What is the number of lines in the entries below that include the word "icon"? Provide the number only.

== DATA IN THIS EXERCISE

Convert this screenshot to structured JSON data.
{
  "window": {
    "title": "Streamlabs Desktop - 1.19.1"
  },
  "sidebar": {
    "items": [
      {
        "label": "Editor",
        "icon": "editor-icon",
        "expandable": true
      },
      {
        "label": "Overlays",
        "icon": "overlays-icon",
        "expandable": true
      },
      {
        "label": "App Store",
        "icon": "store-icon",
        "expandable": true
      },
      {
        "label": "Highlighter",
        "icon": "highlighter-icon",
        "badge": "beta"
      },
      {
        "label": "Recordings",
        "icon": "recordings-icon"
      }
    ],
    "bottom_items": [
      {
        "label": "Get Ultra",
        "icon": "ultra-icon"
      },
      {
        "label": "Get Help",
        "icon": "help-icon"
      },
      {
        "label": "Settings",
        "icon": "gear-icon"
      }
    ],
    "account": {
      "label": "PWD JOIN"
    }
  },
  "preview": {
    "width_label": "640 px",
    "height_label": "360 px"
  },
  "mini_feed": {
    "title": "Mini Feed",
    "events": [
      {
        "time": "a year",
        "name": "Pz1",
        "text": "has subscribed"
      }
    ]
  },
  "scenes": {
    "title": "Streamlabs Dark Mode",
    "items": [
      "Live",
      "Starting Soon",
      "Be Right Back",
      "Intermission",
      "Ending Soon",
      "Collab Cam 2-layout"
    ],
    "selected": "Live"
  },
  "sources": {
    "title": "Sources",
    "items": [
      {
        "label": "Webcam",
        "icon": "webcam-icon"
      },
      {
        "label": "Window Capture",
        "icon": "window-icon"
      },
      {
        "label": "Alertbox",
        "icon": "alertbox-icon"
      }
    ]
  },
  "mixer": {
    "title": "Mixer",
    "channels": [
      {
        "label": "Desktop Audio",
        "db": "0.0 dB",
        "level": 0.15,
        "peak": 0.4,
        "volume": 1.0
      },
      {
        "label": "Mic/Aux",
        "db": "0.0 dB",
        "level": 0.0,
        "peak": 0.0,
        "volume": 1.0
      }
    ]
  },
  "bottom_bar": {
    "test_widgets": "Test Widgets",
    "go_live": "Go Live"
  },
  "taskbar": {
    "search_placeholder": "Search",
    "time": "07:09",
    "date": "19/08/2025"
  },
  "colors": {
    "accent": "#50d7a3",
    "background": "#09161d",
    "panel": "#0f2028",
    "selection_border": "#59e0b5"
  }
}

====

*OUTPUT OF THE EXERCISE*. 11